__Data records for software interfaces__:
*** Begin section ***
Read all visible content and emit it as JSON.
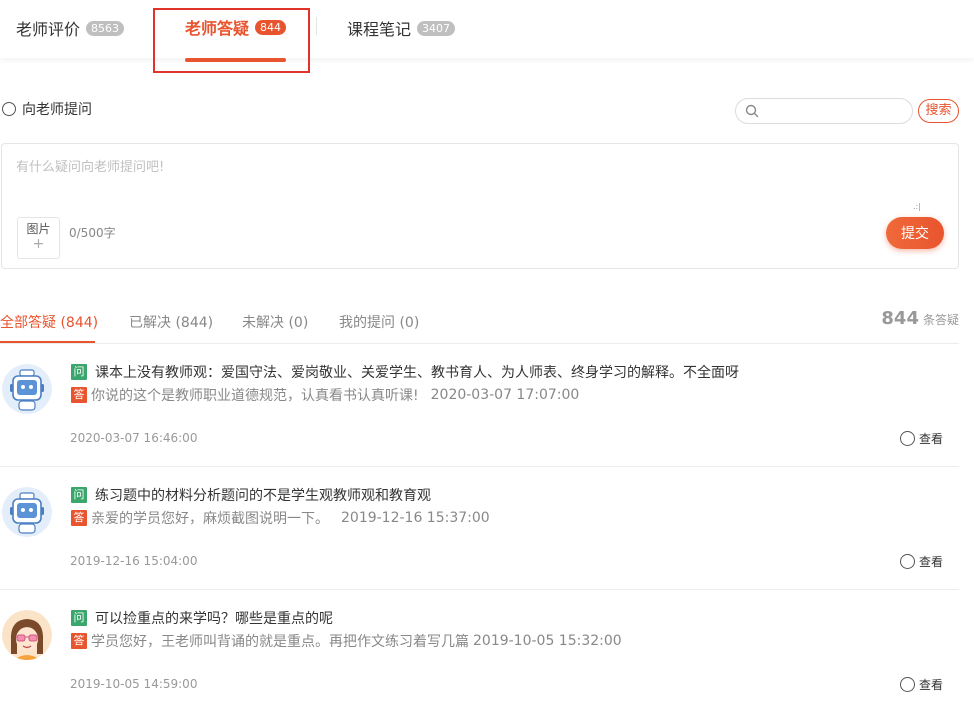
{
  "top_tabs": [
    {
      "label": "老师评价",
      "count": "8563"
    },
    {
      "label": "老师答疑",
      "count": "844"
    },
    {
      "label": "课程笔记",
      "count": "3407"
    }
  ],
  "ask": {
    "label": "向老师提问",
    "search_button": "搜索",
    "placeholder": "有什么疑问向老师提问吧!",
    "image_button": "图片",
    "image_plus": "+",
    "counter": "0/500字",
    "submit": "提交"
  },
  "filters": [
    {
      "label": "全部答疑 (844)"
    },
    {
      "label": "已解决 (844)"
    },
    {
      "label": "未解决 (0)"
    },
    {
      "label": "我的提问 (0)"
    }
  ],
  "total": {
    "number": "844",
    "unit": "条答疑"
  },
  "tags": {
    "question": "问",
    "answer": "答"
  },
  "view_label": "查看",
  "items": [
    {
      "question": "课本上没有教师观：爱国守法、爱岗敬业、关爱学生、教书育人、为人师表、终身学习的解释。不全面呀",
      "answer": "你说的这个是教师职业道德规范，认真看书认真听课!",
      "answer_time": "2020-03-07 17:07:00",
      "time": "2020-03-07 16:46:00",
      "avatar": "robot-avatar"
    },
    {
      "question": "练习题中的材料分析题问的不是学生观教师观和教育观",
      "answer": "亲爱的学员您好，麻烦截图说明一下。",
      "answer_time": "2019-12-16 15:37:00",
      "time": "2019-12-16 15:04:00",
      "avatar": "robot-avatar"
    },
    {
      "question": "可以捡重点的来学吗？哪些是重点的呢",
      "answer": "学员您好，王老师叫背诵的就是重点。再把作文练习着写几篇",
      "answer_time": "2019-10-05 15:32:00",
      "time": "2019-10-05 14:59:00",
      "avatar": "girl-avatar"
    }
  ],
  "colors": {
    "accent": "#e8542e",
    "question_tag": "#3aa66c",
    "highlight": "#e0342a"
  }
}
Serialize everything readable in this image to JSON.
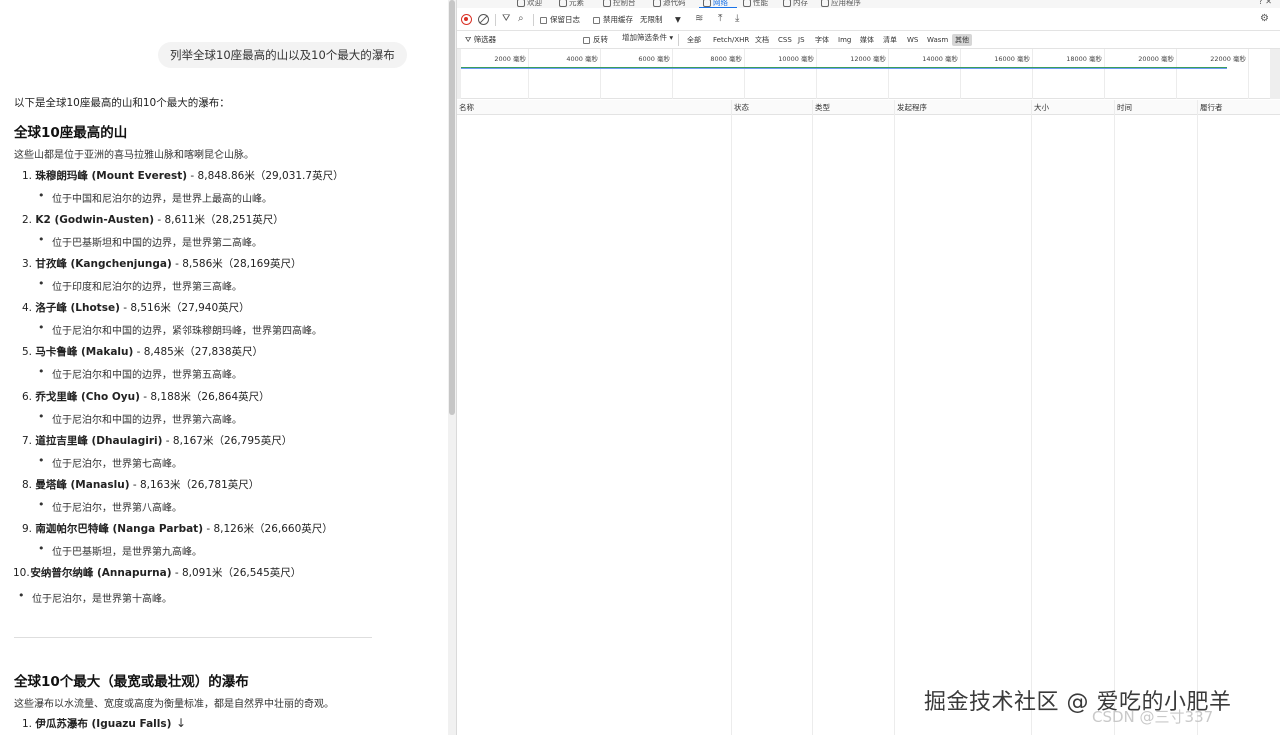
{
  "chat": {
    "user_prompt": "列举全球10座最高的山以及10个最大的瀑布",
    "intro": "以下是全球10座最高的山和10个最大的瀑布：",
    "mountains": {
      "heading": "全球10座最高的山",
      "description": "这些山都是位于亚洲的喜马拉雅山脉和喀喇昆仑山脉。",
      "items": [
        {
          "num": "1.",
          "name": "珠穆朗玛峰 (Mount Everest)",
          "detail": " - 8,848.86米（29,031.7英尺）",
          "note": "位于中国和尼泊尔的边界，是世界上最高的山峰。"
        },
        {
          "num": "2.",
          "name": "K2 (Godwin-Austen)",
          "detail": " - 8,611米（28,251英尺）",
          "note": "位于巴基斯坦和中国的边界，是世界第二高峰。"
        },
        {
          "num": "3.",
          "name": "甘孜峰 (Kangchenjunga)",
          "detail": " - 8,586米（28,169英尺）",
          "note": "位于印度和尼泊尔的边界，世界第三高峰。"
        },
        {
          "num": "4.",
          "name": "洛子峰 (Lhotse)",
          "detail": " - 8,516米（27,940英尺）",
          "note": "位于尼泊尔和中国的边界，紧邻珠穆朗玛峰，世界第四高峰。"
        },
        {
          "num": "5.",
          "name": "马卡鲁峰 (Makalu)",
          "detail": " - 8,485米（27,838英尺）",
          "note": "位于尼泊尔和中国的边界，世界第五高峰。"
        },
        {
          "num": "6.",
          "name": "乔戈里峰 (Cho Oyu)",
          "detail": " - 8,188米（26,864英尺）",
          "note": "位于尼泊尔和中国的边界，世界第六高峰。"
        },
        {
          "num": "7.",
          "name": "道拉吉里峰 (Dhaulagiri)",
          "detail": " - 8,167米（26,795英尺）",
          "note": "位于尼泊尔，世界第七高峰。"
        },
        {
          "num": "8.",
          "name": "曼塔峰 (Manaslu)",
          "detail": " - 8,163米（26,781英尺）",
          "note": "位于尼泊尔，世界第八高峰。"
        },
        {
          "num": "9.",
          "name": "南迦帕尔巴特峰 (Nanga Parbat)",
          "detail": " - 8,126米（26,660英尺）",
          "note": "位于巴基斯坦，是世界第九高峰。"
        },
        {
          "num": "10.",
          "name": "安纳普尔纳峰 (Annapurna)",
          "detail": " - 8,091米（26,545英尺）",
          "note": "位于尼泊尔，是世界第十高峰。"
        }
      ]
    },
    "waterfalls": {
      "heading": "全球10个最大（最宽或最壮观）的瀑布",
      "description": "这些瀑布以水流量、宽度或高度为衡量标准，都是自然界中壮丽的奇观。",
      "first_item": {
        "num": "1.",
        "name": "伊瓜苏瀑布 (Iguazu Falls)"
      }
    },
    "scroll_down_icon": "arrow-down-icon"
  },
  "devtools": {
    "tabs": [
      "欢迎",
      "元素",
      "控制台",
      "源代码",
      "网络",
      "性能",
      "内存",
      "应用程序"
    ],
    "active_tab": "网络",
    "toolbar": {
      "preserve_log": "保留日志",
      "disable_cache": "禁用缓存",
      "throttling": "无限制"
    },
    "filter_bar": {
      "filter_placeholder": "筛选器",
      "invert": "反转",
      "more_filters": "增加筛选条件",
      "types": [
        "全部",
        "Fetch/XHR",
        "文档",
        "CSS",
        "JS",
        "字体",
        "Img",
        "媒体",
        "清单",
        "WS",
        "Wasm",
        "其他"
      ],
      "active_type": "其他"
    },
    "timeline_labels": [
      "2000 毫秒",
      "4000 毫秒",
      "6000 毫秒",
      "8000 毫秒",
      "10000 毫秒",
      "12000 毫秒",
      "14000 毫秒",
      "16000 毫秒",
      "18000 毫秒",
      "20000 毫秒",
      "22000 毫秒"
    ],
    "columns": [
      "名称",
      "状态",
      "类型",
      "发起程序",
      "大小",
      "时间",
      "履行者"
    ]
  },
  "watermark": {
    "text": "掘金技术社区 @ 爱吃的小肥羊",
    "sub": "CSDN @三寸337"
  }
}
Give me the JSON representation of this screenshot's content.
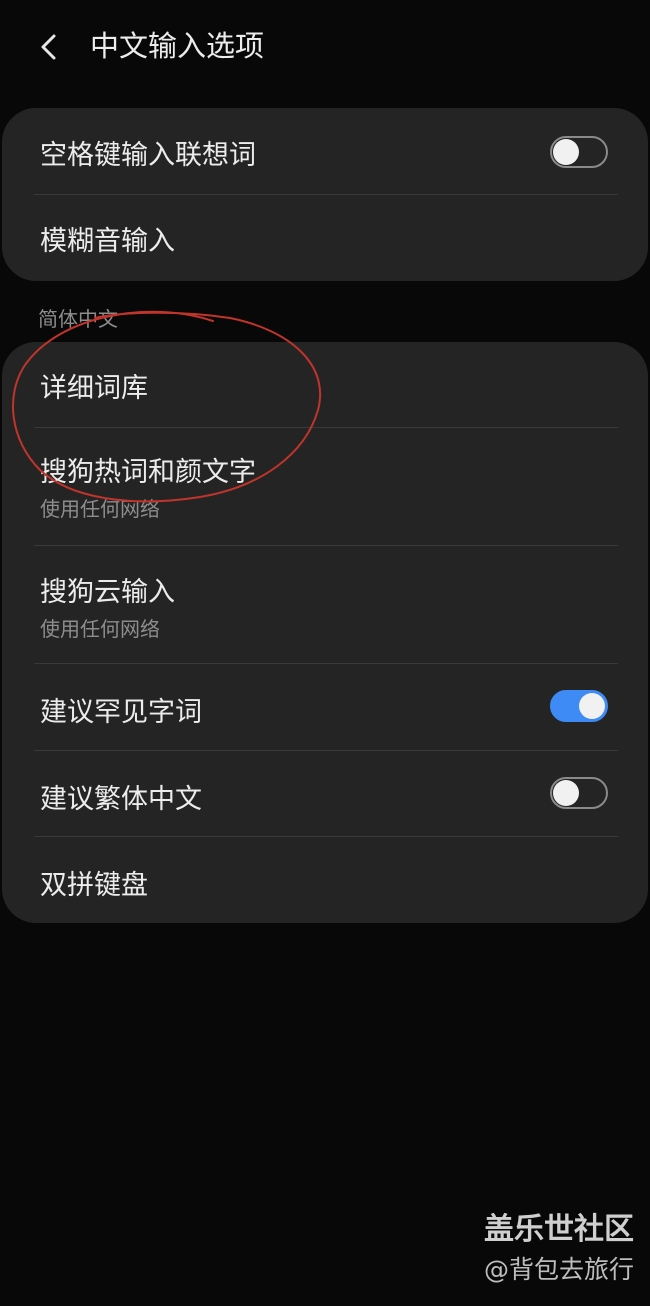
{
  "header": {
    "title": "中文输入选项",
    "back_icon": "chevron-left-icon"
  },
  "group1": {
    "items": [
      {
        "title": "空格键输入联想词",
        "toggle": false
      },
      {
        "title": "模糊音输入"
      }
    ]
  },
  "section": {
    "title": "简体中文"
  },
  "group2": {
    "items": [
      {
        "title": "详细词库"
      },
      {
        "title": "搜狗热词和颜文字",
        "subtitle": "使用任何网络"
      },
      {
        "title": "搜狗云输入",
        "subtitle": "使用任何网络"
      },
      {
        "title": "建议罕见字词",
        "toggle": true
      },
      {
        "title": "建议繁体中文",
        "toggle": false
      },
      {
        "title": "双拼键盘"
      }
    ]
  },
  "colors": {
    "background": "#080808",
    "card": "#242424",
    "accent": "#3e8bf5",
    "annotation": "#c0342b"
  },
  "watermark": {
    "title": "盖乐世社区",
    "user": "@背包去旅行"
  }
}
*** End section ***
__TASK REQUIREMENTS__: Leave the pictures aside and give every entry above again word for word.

__RESULT__:
Read all visible content and emit it as JSON.
{
  "top_tabs": [
    {
      "label": "老师评价",
      "count": "8563"
    },
    {
      "label": "老师答疑",
      "count": "844"
    },
    {
      "label": "课程笔记",
      "count": "3407"
    }
  ],
  "ask": {
    "label": "向老师提问",
    "search_button": "搜索",
    "placeholder": "有什么疑问向老师提问吧!",
    "image_button": "图片",
    "image_plus": "+",
    "counter": "0/500字",
    "submit": "提交"
  },
  "filters": [
    {
      "label": "全部答疑 (844)"
    },
    {
      "label": "已解决 (844)"
    },
    {
      "label": "未解决 (0)"
    },
    {
      "label": "我的提问 (0)"
    }
  ],
  "total": {
    "number": "844",
    "unit": "条答疑"
  },
  "tags": {
    "question": "问",
    "answer": "答"
  },
  "view_label": "查看",
  "items": [
    {
      "question": "课本上没有教师观：爱国守法、爱岗敬业、关爱学生、教书育人、为人师表、终身学习的解释。不全面呀",
      "answer": "你说的这个是教师职业道德规范，认真看书认真听课!",
      "answer_time": "2020-03-07 17:07:00",
      "time": "2020-03-07 16:46:00",
      "avatar": "robot-avatar"
    },
    {
      "question": "练习题中的材料分析题问的不是学生观教师观和教育观",
      "answer": "亲爱的学员您好，麻烦截图说明一下。",
      "answer_time": "2019-12-16 15:37:00",
      "time": "2019-12-16 15:04:00",
      "avatar": "robot-avatar"
    },
    {
      "question": "可以捡重点的来学吗？哪些是重点的呢",
      "answer": "学员您好，王老师叫背诵的就是重点。再把作文练习着写几篇",
      "answer_time": "2019-10-05 15:32:00",
      "time": "2019-10-05 14:59:00",
      "avatar": "girl-avatar"
    }
  ],
  "colors": {
    "accent": "#e8542e",
    "question_tag": "#3aa66c",
    "highlight": "#e0342a"
  }
}
Serialize everything readable in this image to JSON.
{
  "chat": {
    "user_prompt": "列举全球10座最高的山以及10个最大的瀑布",
    "intro": "以下是全球10座最高的山和10个最大的瀑布：",
    "mountains": {
      "heading": "全球10座最高的山",
      "description": "这些山都是位于亚洲的喜马拉雅山脉和喀喇昆仑山脉。",
      "items": [
        {
          "num": "1.",
          "name": "珠穆朗玛峰 (Mount Everest)",
          "detail": " - 8,848.86米（29,031.7英尺）",
          "note": "位于中国和尼泊尔的边界，是世界上最高的山峰。"
        },
        {
          "num": "2.",
          "name": "K2 (Godwin-Austen)",
          "detail": " - 8,611米（28,251英尺）",
          "note": "位于巴基斯坦和中国的边界，是世界第二高峰。"
        },
        {
          "num": "3.",
          "name": "甘孜峰 (Kangchenjunga)",
          "detail": " - 8,586米（28,169英尺）",
          "note": "位于印度和尼泊尔的边界，世界第三高峰。"
        },
        {
          "num": "4.",
          "name": "洛子峰 (Lhotse)",
          "detail": " - 8,516米（27,940英尺）",
          "note": "位于尼泊尔和中国的边界，紧邻珠穆朗玛峰，世界第四高峰。"
        },
        {
          "num": "5.",
          "name": "马卡鲁峰 (Makalu)",
          "detail": " - 8,485米（27,838英尺）",
          "note": "位于尼泊尔和中国的边界，世界第五高峰。"
        },
        {
          "num": "6.",
          "name": "乔戈里峰 (Cho Oyu)",
          "detail": " - 8,188米（26,864英尺）",
          "note": "位于尼泊尔和中国的边界，世界第六高峰。"
        },
        {
          "num": "7.",
          "name": "道拉吉里峰 (Dhaulagiri)",
          "detail": " - 8,167米（26,795英尺）",
          "note": "位于尼泊尔，世界第七高峰。"
        },
        {
          "num": "8.",
          "name": "曼塔峰 (Manaslu)",
          "detail": " - 8,163米（26,781英尺）",
          "note": "位于尼泊尔，世界第八高峰。"
        },
        {
          "num": "9.",
          "name": "南迦帕尔巴特峰 (Nanga Parbat)",
          "detail": " - 8,126米（26,660英尺）",
          "note": "位于巴基斯坦，是世界第九高峰。"
        },
        {
          "num": "10.",
          "name": "安纳普尔纳峰 (Annapurna)",
          "detail": " - 8,091米（26,545英尺）",
          "note": "位于尼泊尔，是世界第十高峰。"
        }
      ]
    },
    "waterfalls": {
      "heading": "全球10个最大（最宽或最壮观）的瀑布",
      "description": "这些瀑布以水流量、宽度或高度为衡量标准，都是自然界中壮丽的奇观。",
      "first_item": {
        "num": "1.",
        "name": "伊瓜苏瀑布 (Iguazu Falls)"
      }
    },
    "scroll_down_icon": "arrow-down-icon"
  },
  "devtools": {
    "tabs": [
      "欢迎",
      "元素",
      "控制台",
      "源代码",
      "网络",
      "性能",
      "内存",
      "应用程序"
    ],
    "active_tab": "网络",
    "toolbar": {
      "preserve_log": "保留日志",
      "disable_cache": "禁用缓存",
      "throttling": "无限制"
    },
    "filter_bar": {
      "filter_placeholder": "筛选器",
      "invert": "反转",
      "more_filters": "增加筛选条件",
      "types": [
        "全部",
        "Fetch/XHR",
        "文档",
        "CSS",
        "JS",
        "字体",
        "Img",
        "媒体",
        "清单",
        "WS",
        "Wasm",
        "其他"
      ],
      "active_type": "其他"
    },
    "timeline_labels": [
      "2000 毫秒",
      "4000 毫秒",
      "6000 毫秒",
      "8000 毫秒",
      "10000 毫秒",
      "12000 毫秒",
      "14000 毫秒",
      "16000 毫秒",
      "18000 毫秒",
      "20000 毫秒",
      "22000 毫秒"
    ],
    "columns": [
      "名称",
      "状态",
      "类型",
      "发起程序",
      "大小",
      "时间",
      "履行者"
    ]
  },
  "watermark": {
    "text": "掘金技术社区 @ 爱吃的小肥羊",
    "sub": "CSDN @三寸337"
  }
}
Give me the JSON representation of this screenshot's content.
{
  "header": {
    "title": "中文输入选项",
    "back_icon": "chevron-left-icon"
  },
  "group1": {
    "items": [
      {
        "title": "空格键输入联想词",
        "toggle": false
      },
      {
        "title": "模糊音输入"
      }
    ]
  },
  "section": {
    "title": "简体中文"
  },
  "group2": {
    "items": [
      {
        "title": "详细词库"
      },
      {
        "title": "搜狗热词和颜文字",
        "subtitle": "使用任何网络"
      },
      {
        "title": "搜狗云输入",
        "subtitle": "使用任何网络"
      },
      {
        "title": "建议罕见字词",
        "toggle": true
      },
      {
        "title": "建议繁体中文",
        "toggle": false
      },
      {
        "title": "双拼键盘"
      }
    ]
  },
  "colors": {
    "background": "#080808",
    "card": "#242424",
    "accent": "#3e8bf5",
    "annotation": "#c0342b"
  },
  "watermark": {
    "title": "盖乐世社区",
    "user": "@背包去旅行"
  }
}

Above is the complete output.